He has demonstrated a callous willingness to crush the state’s social services, using poor folks and children in the public school system as fiscal hostages to leverage “reforms” that would by his own accounting save us only a small fraction of the state’s expenditures. Our bill backlog has nearly tripled since Governor Rauner has taken office, and the payment cycle has ballooned from around 30 days to around 6 months.

The Governor isn’t wrong that we need reforms, and Democrats are certainly not blameless in this awful ordeal. That is why the Senate worked for months on bipartisan reforms to education funding, local government consolidation, worker’s compensation, pensions, and more. These talks intentionally excluded both the Governor and Speaker Madigan, as all previous discussions including the two of them have produced nothing but shameless political posturing and wasted time. Eventually, despite reaching negotiated bills with their Republican colleagues, the Governor killed the talks by convincing Republican Senators to vote in opposition because he didn’t get everything he wanted. Though the bills contained many of the provisions sought by the Republicans, including painful spending cuts and significant reforms, Senate Democrats were forced to pass the bills themselves.

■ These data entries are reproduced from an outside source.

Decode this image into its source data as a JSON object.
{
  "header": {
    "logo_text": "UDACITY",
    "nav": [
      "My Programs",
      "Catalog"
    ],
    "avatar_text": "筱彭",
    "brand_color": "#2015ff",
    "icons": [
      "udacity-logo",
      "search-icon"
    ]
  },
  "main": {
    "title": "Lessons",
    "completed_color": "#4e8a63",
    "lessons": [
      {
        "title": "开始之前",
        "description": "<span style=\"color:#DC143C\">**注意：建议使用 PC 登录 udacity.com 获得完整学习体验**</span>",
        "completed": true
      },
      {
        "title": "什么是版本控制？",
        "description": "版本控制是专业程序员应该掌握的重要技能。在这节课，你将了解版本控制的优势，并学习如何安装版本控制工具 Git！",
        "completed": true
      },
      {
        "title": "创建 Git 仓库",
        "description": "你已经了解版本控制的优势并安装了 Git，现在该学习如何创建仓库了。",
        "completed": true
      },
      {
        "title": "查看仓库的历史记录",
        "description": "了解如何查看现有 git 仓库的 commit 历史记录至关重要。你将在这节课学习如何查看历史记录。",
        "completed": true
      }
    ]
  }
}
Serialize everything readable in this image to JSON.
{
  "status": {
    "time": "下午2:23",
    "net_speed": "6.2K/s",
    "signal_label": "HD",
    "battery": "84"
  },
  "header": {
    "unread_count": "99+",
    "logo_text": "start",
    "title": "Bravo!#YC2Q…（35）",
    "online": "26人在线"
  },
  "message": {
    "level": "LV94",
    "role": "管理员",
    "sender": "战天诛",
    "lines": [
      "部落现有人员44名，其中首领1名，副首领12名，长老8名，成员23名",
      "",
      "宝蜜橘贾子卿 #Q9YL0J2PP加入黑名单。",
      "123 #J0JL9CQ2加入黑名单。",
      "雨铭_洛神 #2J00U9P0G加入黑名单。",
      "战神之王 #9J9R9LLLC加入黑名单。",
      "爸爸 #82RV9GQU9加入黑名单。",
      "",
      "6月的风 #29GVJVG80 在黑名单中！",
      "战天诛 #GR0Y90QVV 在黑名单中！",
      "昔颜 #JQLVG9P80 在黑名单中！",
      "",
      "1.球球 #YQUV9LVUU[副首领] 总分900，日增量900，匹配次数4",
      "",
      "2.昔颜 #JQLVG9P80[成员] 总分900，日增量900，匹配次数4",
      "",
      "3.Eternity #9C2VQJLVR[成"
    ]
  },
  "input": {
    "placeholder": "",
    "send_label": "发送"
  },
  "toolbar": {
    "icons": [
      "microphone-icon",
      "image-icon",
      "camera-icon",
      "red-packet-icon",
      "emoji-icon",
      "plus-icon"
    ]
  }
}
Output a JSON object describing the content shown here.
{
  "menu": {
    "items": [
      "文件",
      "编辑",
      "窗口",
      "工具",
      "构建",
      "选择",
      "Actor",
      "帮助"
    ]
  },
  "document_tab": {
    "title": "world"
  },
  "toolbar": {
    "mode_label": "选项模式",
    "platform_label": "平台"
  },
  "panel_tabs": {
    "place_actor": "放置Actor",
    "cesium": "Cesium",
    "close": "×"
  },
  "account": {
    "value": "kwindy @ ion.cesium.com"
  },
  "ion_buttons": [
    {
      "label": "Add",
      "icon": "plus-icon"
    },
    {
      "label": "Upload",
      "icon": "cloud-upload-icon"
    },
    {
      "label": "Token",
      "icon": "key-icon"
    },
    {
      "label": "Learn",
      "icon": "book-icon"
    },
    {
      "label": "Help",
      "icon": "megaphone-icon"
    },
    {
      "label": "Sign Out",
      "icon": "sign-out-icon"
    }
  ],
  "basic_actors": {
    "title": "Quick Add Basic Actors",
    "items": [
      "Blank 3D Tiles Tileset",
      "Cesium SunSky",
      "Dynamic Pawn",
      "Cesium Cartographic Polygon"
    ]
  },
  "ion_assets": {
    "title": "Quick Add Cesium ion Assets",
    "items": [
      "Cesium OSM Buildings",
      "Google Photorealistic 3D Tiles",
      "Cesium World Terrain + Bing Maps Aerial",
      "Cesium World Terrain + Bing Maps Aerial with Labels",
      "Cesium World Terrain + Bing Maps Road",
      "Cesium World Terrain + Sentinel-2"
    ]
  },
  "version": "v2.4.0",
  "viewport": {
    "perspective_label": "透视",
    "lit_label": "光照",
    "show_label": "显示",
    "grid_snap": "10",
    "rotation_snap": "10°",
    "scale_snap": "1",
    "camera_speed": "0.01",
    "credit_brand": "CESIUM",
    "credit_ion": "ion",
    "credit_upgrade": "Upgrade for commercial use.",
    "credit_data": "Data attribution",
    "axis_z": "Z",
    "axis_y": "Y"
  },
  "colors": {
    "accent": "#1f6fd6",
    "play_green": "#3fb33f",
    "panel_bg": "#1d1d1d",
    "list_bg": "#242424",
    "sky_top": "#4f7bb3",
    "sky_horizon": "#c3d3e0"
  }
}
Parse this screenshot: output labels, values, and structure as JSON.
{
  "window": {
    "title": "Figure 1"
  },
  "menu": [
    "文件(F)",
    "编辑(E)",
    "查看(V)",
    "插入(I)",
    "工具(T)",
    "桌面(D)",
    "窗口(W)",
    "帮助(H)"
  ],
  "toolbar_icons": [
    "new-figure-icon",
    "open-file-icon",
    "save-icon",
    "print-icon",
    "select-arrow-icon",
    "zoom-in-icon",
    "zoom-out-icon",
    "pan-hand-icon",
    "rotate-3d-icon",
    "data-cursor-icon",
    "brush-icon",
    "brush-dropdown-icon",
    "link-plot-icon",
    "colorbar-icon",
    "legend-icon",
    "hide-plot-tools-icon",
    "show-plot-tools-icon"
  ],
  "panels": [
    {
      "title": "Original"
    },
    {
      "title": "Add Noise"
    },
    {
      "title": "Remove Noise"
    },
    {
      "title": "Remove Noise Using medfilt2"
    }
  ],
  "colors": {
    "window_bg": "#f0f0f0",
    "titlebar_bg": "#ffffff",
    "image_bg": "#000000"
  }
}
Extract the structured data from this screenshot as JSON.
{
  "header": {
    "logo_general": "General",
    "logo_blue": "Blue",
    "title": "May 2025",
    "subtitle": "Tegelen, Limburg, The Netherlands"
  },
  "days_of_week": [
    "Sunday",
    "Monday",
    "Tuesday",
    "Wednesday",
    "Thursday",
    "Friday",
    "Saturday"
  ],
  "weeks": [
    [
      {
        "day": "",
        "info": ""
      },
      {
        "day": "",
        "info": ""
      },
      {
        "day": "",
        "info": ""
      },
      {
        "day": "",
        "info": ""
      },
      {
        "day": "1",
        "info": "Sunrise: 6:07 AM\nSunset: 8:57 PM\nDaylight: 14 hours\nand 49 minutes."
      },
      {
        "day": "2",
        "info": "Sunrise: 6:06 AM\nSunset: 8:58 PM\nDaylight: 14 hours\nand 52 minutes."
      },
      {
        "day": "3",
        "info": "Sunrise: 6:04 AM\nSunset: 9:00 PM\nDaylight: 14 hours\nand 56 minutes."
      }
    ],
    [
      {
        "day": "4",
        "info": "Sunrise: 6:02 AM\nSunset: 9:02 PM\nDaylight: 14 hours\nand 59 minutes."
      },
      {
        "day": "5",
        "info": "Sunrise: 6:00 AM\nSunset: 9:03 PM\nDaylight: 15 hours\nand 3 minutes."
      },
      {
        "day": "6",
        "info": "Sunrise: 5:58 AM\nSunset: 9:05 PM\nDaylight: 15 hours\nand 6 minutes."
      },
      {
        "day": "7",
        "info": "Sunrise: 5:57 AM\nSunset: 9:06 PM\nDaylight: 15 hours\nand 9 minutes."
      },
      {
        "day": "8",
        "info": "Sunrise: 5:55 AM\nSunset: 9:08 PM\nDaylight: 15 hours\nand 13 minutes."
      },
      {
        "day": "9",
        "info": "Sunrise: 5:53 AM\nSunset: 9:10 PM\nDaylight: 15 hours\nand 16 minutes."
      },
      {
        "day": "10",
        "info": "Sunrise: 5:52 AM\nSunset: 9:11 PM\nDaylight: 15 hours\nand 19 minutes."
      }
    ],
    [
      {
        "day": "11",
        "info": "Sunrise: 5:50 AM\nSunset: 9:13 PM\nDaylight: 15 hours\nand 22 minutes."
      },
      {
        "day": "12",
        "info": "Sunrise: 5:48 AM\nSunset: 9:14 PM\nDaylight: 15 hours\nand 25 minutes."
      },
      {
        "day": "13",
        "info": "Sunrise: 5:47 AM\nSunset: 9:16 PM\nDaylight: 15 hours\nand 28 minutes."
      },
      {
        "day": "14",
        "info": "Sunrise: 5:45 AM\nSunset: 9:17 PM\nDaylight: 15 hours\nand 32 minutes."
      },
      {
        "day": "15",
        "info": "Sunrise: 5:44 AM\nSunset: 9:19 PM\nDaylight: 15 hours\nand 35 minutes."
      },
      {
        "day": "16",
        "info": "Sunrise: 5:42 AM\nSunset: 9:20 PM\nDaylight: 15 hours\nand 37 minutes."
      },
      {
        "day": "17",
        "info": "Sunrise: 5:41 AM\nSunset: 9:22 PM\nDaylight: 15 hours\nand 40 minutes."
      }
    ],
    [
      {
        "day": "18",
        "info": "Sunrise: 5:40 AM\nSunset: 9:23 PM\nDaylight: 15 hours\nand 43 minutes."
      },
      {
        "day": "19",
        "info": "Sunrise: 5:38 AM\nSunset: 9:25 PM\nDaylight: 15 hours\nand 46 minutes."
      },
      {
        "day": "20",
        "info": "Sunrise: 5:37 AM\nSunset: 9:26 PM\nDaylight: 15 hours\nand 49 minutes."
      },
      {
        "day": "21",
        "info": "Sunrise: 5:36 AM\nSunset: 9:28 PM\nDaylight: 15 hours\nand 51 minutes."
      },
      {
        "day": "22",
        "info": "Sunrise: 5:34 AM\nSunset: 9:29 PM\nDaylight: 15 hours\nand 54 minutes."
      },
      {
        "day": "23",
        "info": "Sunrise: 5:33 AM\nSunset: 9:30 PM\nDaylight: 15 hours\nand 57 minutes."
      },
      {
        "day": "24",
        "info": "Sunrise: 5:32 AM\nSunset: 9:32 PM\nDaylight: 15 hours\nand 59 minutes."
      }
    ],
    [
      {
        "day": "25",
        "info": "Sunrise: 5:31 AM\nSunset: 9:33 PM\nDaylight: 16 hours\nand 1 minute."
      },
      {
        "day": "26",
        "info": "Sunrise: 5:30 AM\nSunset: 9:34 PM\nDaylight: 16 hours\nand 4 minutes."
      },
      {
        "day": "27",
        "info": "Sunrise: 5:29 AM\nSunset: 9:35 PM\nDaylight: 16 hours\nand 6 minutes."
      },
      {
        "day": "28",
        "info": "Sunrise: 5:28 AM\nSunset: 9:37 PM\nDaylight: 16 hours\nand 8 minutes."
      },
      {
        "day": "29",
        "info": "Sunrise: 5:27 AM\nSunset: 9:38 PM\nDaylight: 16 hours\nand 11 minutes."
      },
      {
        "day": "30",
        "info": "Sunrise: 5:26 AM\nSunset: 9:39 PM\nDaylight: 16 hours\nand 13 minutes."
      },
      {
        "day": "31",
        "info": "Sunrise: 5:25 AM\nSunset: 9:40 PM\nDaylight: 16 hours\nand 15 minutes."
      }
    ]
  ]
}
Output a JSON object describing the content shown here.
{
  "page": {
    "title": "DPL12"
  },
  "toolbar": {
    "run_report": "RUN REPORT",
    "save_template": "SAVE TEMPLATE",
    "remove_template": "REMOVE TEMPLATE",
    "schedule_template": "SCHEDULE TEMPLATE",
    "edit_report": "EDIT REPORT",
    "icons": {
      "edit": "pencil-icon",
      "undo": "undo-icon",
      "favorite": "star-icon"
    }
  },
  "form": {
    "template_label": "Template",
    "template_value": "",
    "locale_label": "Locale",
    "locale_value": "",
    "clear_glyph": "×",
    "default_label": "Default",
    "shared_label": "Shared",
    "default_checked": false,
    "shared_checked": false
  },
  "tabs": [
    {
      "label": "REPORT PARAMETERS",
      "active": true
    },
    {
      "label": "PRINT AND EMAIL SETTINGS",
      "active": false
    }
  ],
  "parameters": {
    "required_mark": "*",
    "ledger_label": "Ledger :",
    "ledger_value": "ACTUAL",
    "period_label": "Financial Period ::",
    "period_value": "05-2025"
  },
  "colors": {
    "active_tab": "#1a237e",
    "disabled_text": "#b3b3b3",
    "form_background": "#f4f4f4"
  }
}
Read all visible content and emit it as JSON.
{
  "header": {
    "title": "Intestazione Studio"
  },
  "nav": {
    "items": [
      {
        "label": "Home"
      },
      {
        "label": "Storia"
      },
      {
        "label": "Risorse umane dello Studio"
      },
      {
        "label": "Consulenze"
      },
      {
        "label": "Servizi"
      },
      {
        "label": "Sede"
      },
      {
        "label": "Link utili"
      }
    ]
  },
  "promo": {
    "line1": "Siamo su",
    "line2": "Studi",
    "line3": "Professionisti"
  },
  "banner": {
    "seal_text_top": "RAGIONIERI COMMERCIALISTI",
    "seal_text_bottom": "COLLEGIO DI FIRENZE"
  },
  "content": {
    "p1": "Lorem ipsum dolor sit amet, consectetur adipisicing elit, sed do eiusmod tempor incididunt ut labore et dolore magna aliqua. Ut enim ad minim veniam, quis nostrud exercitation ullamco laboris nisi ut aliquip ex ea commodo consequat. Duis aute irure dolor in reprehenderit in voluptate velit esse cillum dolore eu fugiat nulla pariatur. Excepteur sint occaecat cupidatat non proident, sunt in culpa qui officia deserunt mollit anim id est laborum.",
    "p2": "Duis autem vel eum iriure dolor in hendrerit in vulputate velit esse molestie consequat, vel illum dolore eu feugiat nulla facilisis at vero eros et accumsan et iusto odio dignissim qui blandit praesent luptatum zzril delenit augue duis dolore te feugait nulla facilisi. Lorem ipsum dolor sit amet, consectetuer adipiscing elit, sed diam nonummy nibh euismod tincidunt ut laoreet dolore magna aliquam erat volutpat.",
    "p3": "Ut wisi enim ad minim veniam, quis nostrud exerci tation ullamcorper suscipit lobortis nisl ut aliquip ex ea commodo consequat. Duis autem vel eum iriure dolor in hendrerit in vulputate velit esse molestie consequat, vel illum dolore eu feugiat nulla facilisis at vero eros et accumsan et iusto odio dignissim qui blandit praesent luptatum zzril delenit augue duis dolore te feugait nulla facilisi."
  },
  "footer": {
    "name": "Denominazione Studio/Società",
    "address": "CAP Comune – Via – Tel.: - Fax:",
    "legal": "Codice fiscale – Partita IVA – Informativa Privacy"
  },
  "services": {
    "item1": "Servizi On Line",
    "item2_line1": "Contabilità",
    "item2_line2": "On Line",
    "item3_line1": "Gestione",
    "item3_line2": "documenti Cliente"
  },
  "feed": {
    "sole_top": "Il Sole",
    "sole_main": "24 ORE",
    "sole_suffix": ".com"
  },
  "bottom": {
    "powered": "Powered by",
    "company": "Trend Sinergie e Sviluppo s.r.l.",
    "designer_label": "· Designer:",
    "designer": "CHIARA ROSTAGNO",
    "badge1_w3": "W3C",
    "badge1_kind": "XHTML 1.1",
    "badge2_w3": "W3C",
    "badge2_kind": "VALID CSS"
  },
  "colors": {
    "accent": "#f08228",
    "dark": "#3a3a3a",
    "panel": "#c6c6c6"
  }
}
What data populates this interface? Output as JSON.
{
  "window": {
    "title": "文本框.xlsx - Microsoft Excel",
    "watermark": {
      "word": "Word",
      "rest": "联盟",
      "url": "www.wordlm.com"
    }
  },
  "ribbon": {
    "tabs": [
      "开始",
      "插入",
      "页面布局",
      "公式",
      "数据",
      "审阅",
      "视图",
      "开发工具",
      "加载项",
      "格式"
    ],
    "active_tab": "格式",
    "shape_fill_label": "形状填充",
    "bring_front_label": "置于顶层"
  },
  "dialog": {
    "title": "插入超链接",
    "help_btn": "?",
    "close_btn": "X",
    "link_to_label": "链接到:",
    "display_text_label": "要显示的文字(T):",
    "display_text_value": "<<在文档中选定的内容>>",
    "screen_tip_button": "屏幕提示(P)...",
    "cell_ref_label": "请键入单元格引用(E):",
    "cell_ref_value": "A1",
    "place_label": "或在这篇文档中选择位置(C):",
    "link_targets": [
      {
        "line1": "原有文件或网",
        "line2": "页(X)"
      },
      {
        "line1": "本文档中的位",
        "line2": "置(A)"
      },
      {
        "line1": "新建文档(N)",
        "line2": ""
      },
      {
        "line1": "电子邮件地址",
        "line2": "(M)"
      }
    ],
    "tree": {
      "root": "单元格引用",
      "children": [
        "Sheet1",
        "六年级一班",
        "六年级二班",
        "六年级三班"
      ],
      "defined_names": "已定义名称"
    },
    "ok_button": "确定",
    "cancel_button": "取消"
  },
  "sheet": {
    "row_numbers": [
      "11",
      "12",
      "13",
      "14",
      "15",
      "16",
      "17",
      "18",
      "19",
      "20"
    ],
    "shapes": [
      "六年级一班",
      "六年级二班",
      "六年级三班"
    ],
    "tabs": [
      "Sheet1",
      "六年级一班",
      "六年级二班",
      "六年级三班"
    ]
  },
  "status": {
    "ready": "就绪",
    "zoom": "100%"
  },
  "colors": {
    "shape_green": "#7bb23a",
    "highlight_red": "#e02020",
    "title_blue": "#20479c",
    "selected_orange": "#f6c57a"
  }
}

As a House appropriations chair and a member of the budget negotiating team for the House Democrats, I advocated for our caucus to send that package back to the Senate with some progressive changes even if we could not count on Republican support. There is plenty to dislike about the package sent over by the Senate and I heard from many constituents concerned about specific cuts and policy changes, but ultimately we need a fully funded budget. We have gone as far as we can go on patchwork solutions. With every “lifeline” and “stopgap” we pass, someone is left out or underfunded and the source of those funds simply cannot sustain the whole state.